✔️Inability to check zero calibration & drain CSF

✔️ Risk of infection

✔️Less reliable

✔️The Camino OLM ICP monitor measures ICP in the intraparenchymal tissue or subarachnoid space. It contains a transducer at the distal tip, thus measuring pressure without a fluid-filled system. The catheter is secured to the skull through an adjustable bolt, allowing placement at variable depths (up to 5 cm).

✔️The Codman Microsensor catheter can be used as an intraparenchymal or intraventricular monitor, depending on the depth of the catheter

✔️ Spiegelberg ICP monitors measure ICP through an air-pouch system attached to a pressure transducer connected to an electronic device.
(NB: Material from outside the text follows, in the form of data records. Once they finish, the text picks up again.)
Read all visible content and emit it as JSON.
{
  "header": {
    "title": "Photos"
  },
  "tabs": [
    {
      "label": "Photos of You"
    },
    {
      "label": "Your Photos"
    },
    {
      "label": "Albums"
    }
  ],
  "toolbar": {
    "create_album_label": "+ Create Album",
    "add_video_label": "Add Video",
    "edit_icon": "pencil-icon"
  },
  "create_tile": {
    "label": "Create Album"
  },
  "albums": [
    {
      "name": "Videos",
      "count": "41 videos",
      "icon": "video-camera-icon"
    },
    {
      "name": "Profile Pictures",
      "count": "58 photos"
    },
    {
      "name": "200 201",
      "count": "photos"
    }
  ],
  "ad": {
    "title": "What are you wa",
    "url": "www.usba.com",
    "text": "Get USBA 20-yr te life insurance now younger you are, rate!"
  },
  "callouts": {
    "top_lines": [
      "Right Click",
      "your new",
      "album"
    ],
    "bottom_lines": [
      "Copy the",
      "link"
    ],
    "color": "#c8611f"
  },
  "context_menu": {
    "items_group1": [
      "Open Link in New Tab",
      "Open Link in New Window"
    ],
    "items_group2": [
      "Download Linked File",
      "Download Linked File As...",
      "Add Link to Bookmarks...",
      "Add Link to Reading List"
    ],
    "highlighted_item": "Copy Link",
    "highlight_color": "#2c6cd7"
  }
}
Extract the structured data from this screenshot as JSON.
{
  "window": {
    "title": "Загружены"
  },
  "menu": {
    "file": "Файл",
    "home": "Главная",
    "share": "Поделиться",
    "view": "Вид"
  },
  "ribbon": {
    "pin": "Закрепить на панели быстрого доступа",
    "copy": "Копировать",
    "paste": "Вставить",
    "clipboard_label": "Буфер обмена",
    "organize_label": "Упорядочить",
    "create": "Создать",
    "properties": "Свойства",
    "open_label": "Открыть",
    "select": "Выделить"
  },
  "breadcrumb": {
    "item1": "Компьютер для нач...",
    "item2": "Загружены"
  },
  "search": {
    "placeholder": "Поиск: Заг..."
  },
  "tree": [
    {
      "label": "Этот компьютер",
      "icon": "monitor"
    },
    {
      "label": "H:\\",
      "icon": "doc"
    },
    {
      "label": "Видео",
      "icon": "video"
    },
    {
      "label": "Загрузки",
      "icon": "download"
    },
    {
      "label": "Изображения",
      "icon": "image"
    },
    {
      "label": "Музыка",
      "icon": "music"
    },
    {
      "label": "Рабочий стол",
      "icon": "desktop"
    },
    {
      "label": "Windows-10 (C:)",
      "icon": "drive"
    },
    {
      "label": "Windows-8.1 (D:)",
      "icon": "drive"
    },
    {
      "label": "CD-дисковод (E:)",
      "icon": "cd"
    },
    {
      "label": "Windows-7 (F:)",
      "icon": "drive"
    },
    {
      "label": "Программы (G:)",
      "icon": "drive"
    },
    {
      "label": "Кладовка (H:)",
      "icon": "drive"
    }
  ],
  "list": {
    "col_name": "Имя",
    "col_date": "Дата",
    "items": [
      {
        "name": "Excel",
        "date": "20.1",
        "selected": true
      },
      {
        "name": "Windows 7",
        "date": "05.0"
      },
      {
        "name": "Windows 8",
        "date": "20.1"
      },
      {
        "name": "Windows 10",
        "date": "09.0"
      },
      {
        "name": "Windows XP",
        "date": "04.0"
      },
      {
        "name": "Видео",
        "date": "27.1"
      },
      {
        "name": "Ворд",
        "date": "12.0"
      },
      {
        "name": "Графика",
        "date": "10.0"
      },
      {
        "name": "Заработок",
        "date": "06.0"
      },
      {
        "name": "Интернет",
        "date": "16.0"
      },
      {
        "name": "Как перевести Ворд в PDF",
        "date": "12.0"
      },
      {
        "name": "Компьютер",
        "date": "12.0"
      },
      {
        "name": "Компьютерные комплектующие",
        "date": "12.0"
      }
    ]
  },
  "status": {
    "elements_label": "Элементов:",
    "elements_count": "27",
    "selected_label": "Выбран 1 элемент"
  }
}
The probes differ, depending on where they rest (Epidural or Intraparenchymal)

🔸The incidence of infection ~ 2-7% with monitoring ≥ 5 days

🔸The risks are slightly greater with dural penetration

🔸The zero reference point of the transducer is usually taken as the external auditory meatus

🔸 Rather than the waveform type, the important factors appear to be the degree and duration of ICP elevation

🔸Two emerging non-invasive ICP monitoring methods include measuring the optic nerve sheath diameter  (ONSD) as seen on an ultrasound probe placed on the superolateral aspect of the orbit and the pulsatility index (PI) which is cal- culated from transcranial Doppler studies (TCD).

#NeuroAnesthesia , #anaesthesia , #TheLayMedicalMan , #NeuroCriticalCare , #CriticalCare , #NeuroICU